- **Aim of the task**: Extract, from the listing that follows, each line containing the word "JSON".

- **Data to process**:

--- START ---

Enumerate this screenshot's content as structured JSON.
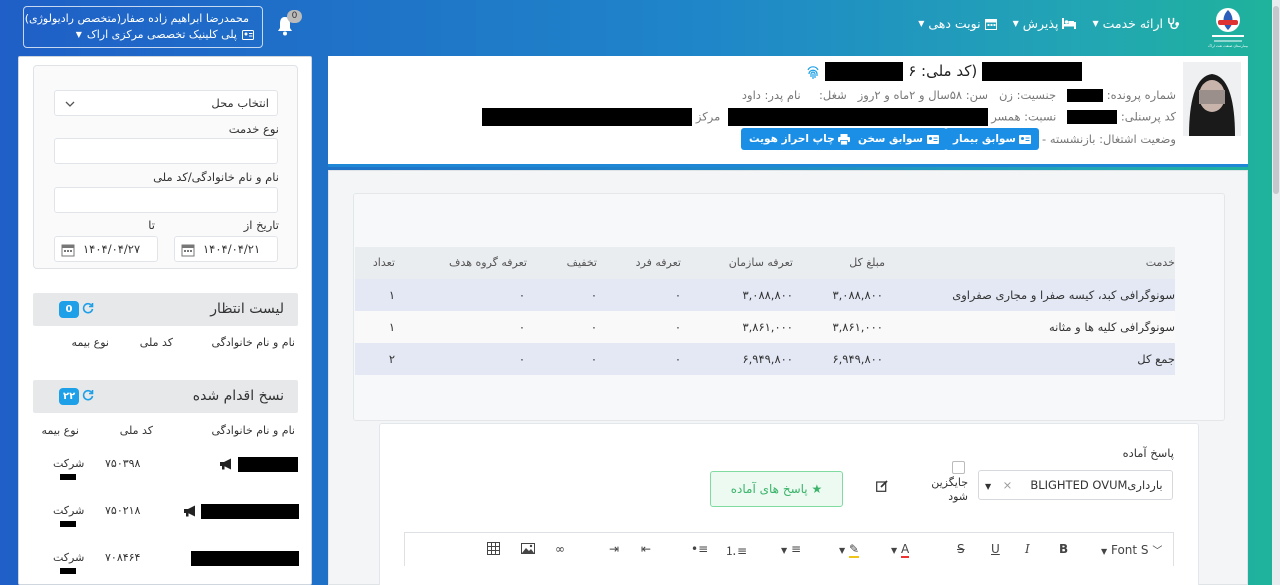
{
  "header": {
    "user_name": "محمدرضا ابراهیم زاده صفار(متخصص رادیولوژی)",
    "clinic": "پلی کلینیک تخصصی مرکزی اراک",
    "notification_count": "0",
    "nav": [
      {
        "label": "ارائه خدمت",
        "icon": "stethoscope-icon"
      },
      {
        "label": "پذیرش",
        "icon": "bed-icon"
      },
      {
        "label": "نوبت دهی",
        "icon": "calendar-icon"
      }
    ],
    "logo_caption": "بیمارستان صنعت نفت اراک"
  },
  "filters": {
    "location_placeholder": "انتخاب محل",
    "service_type_label": "نوع خدمت",
    "name_label": "نام و نام خانوادگی/کد ملی",
    "date_from_label": "تاریخ از",
    "date_to_label": "تا",
    "date_from": "۱۴۰۴/۰۴/۲۱",
    "date_to": "۱۴۰۴/۰۴/۲۷"
  },
  "waiting": {
    "title": "لیست انتظار",
    "count": "0",
    "columns": [
      "نام و نام خانوادگی",
      "کد ملی",
      "نوع بیمه"
    ]
  },
  "done": {
    "title": "نسخ اقدام شده",
    "count": "۲۲",
    "columns": [
      "نام و نام خانوادگی",
      "کد ملی",
      "نوع بیمه"
    ],
    "rows": [
      {
        "code": "۷۵۰۳۹۸",
        "insurance": "شرکت"
      },
      {
        "code": "۷۵۰۲۱۸",
        "insurance": "شرکت"
      },
      {
        "code": "۷۰۸۴۶۴",
        "insurance": "شرکت"
      }
    ]
  },
  "patient": {
    "national_code_prefix": "(کد ملی: ۶",
    "file_number_label": "شماره پرونده:",
    "gender": "جنسیت: زن",
    "age": "سن: ۵۸سال و ۲ماه و ۲روز",
    "job": "شغل:",
    "father": "نام پدر: داود",
    "personnel_label": "کد پرسنلی:",
    "relation": "نسبت: همسر",
    "center_label": "مرکز",
    "employment": "وضعیت اشتغال: بازنشسته -",
    "btn_history": "سوابق بیمار",
    "btn_speech": "سوابق سخن",
    "btn_print": "چاپ احراز هویت"
  },
  "services_table": {
    "headers": [
      "خدمت",
      "مبلغ کل",
      "تعرفه سازمان",
      "تعرفه فرد",
      "تخفیف",
      "تعرفه گروه هدف",
      "تعداد"
    ],
    "rows": [
      [
        "سونوگرافی کبد، کیسه صفرا و مجاری صفراوی",
        "۳,۰۸۸,۸۰۰",
        "۳,۰۸۸,۸۰۰",
        "۰",
        "۰",
        "۰",
        "۱"
      ],
      [
        "سونوگرافی کلیه ها و مثانه",
        "۳,۸۶۱,۰۰۰",
        "۳,۸۶۱,۰۰۰",
        "۰",
        "۰",
        "۰",
        "۱"
      ],
      [
        "جمع کل",
        "۶,۹۴۹,۸۰۰",
        "۶,۹۴۹,۸۰۰",
        "۰",
        "۰",
        "۰",
        "۲"
      ]
    ]
  },
  "answer": {
    "label": "پاسخ آماده",
    "selected": "BLIGHTED OVUMبارداری",
    "replace_label": "جایگزین شود",
    "ready_button": "پاسخ های آماده",
    "toolbar": {
      "font": "Font S",
      "bold": "B",
      "italic": "I",
      "underline": "U",
      "strike": "S"
    }
  }
}
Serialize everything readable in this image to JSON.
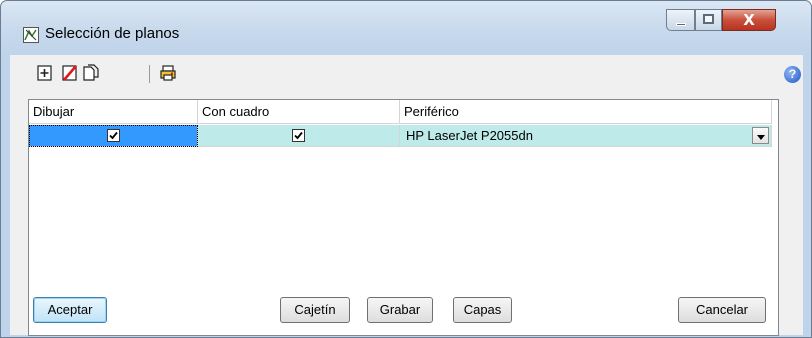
{
  "window": {
    "title": "Selección de planos",
    "close_symbol": "X",
    "help_symbol": "?"
  },
  "toolbar": {
    "icons": [
      "add-plan-icon",
      "delete-plan-icon",
      "copy-page-icon",
      "print-icon"
    ]
  },
  "grid": {
    "columns": [
      "Dibujar",
      "Con cuadro",
      "Periférico"
    ],
    "rows": [
      {
        "dibujar": true,
        "con_cuadro": true,
        "periferico": "HP LaserJet P2055dn"
      }
    ]
  },
  "buttons": {
    "accept": "Aceptar",
    "cajetin": "Cajetín",
    "grabar": "Grabar",
    "capas": "Capas",
    "cancel": "Cancelar"
  },
  "colors": {
    "selected_row": "#bfeaea",
    "focus_cell": "#3399ff",
    "close_button": "#c9503b"
  }
}
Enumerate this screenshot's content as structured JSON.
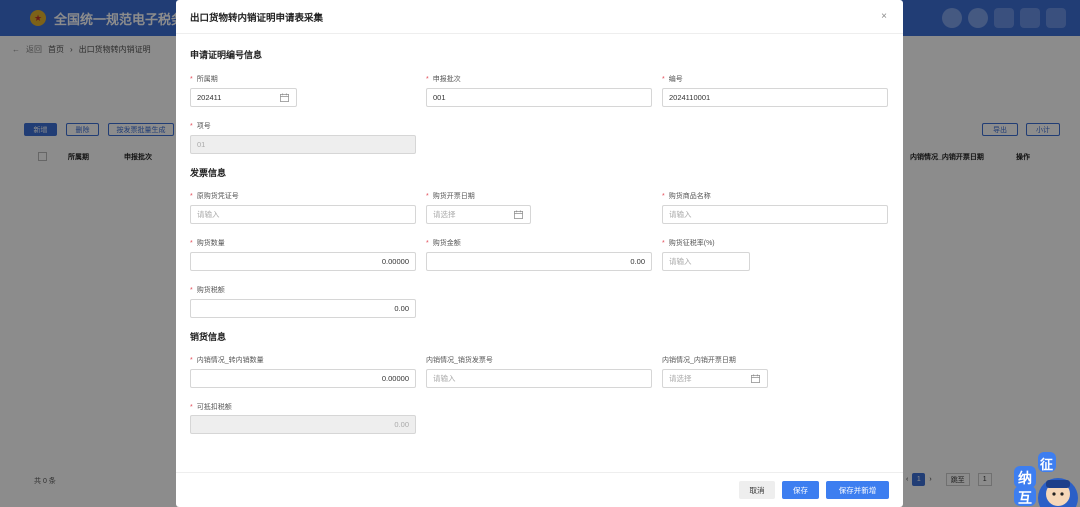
{
  "background": {
    "system_title": "全国统一规范电子税务",
    "breadcrumb": {
      "back": "返回",
      "home": "首页",
      "current": "出口货物转内销证明"
    },
    "toolbar": {
      "add": "新增",
      "delete": "删除",
      "batch": "按发票批量生成",
      "export": "导出",
      "summary": "小计"
    },
    "table_headers": [
      "所属期",
      "申报批次",
      "内销情况_内销开票日期",
      "操作"
    ],
    "total_text": "共 0 条",
    "pager": {
      "page": "1",
      "goto_label": "跳至",
      "goto_value": "1"
    }
  },
  "modal": {
    "title": "出口货物转内销证明申请表采集",
    "close": "×",
    "sections": {
      "cert": "申请证明编号信息",
      "invoice": "发票信息",
      "sales": "销货信息"
    },
    "fields": {
      "period": {
        "label": "所属期",
        "value": "202411"
      },
      "batch": {
        "label": "申报批次",
        "value": "001"
      },
      "number": {
        "label": "编号",
        "value": "2024110001"
      },
      "item_no": {
        "label": "项号",
        "value": "01"
      },
      "orig_voucher": {
        "label": "原购货凭证号",
        "placeholder": "请输入"
      },
      "purchase_invoice_date": {
        "label": "购货开票日期",
        "placeholder": "请选择"
      },
      "purchase_goods_name": {
        "label": "购货商品名称",
        "placeholder": "请输入"
      },
      "purchase_qty": {
        "label": "购货数量",
        "value": "0.00000"
      },
      "purchase_amount": {
        "label": "购货金额",
        "value": "0.00"
      },
      "purchase_tax_rate": {
        "label": "购货征税率(%)",
        "placeholder": "请输入"
      },
      "purchase_tax": {
        "label": "购货税额",
        "value": "0.00"
      },
      "domestic_qty": {
        "label": "内销情况_转内销数量",
        "value": "0.00000"
      },
      "domestic_invoice_no": {
        "label": "内销情况_销货发票号",
        "placeholder": "请输入"
      },
      "domestic_invoice_date": {
        "label": "内销情况_内销开票日期",
        "placeholder": "请选择"
      },
      "deductible_tax": {
        "label": "可抵扣税额",
        "value": "0.00"
      }
    },
    "buttons": {
      "cancel": "取消",
      "save": "保存",
      "save_new": "保存并新增"
    }
  },
  "mascot_text": [
    "纳",
    "征",
    "互"
  ],
  "colors": {
    "brand": "#3d6fd6",
    "primary_button": "#3d7ef0",
    "required": "#e34d59"
  }
}
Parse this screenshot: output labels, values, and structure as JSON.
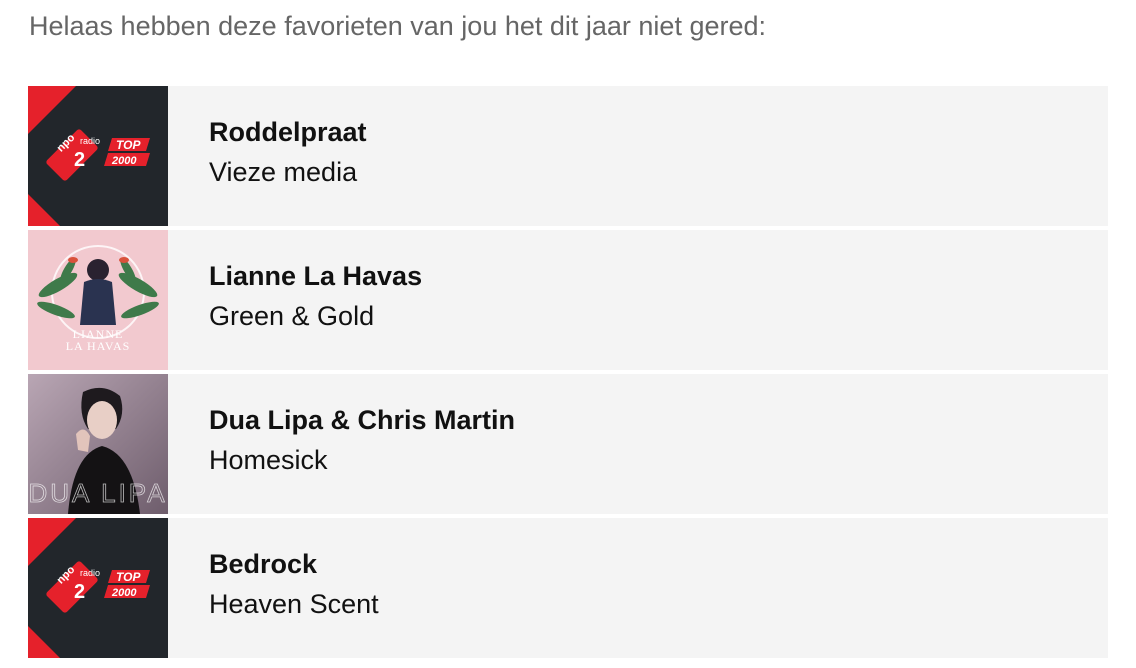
{
  "intro_text": "Helaas hebben deze favorieten van jou het dit jaar niet gered:",
  "colors": {
    "row_bg": "#f4f4f4",
    "npo_red": "#e5212b",
    "npo_dark": "#22262b",
    "intro_text": "#666666"
  },
  "songs": [
    {
      "artist": "Roddelpraat",
      "title": "Vieze media",
      "cover": "npo-radio2-top2000-logo"
    },
    {
      "artist": "Lianne La Havas",
      "title": "Green & Gold",
      "cover": "lianne-la-havas-album-art",
      "cover_text": "LIANNE LA HAVAS"
    },
    {
      "artist": "Dua Lipa & Chris Martin",
      "title": "Homesick",
      "cover": "dua-lipa-album-art",
      "cover_text": "DUA LIPA"
    },
    {
      "artist": "Bedrock",
      "title": "Heaven Scent",
      "cover": "npo-radio2-top2000-logo"
    }
  ],
  "logo": {
    "npo": "npo",
    "radio": "radio",
    "number": "2",
    "top": "TOP",
    "year": "2000"
  }
}
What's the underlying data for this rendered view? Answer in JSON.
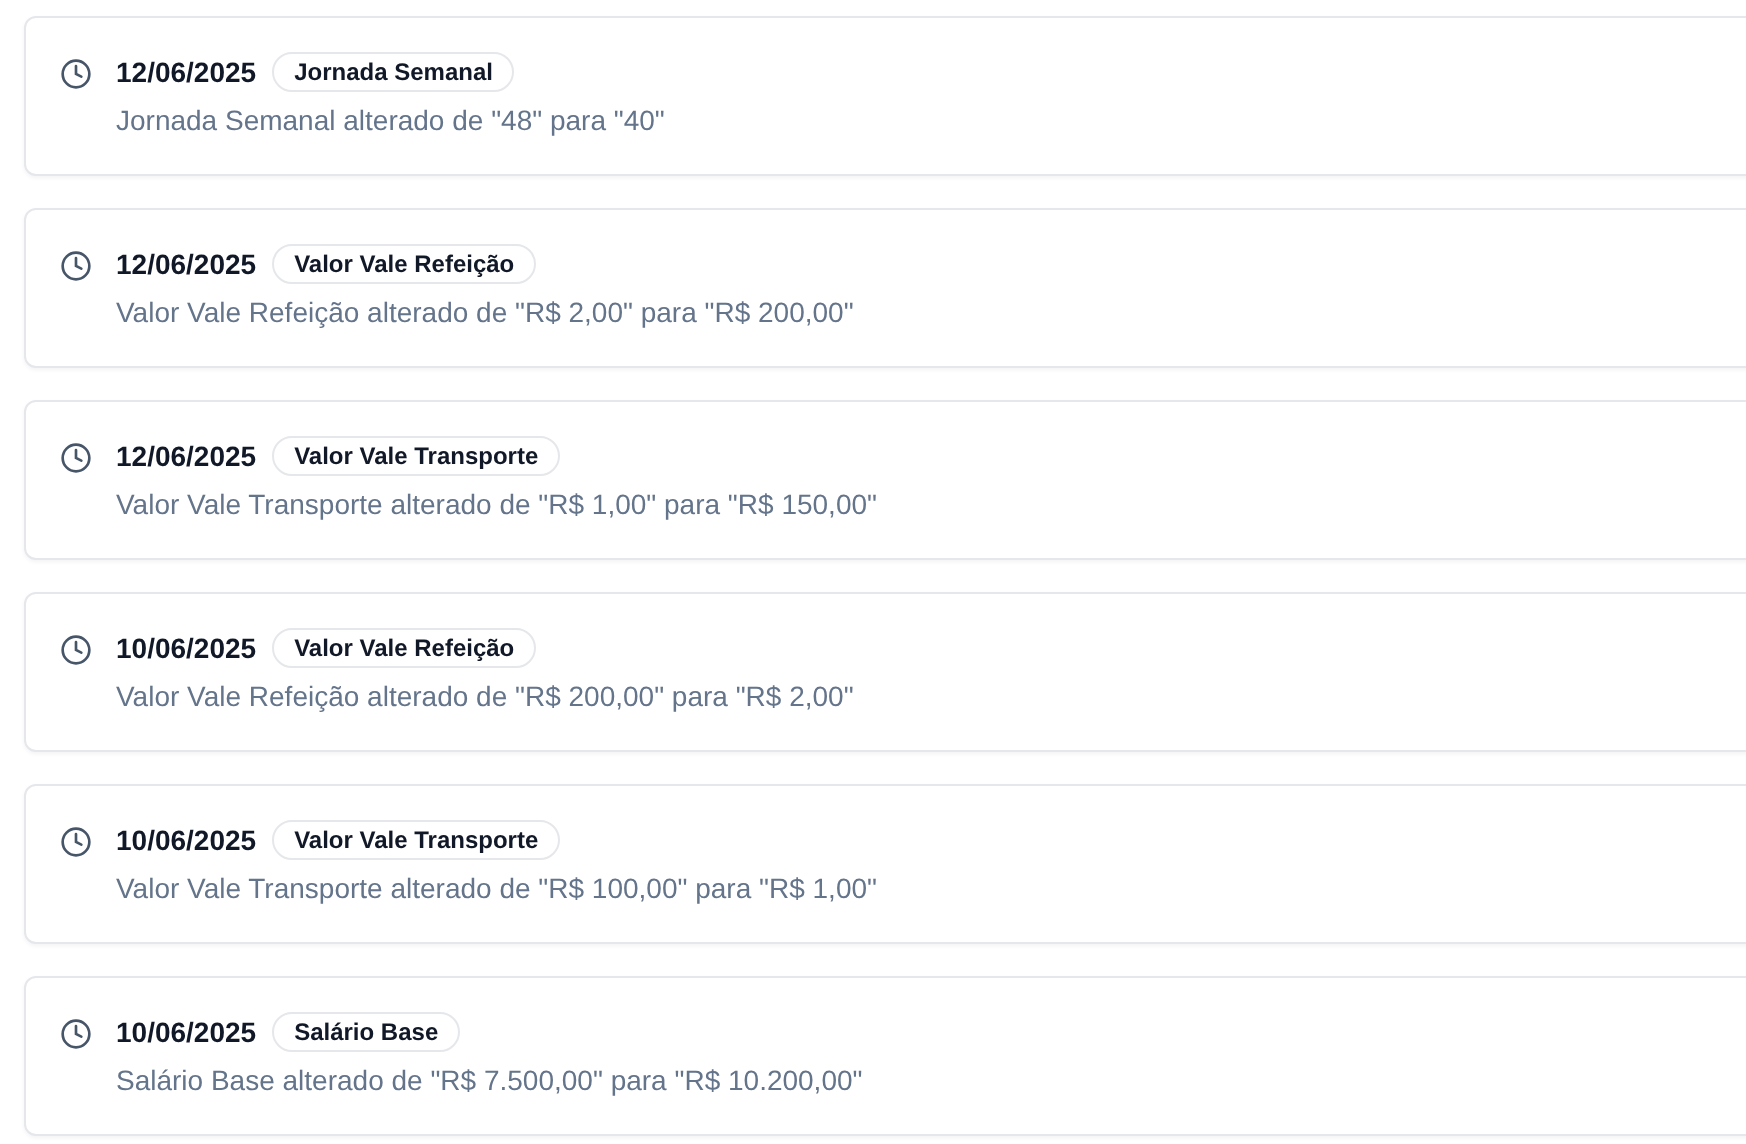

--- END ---

- **Your response**:
Enumerate this screenshot's content as structured JSON.
Serialize everything readable in this image to JSON.
Enumerate this screenshot's content as structured JSON.
Parse this screenshot: output labels, values, and structure as JSON.
What's the underlying data for this rendered view? Answer in JSON.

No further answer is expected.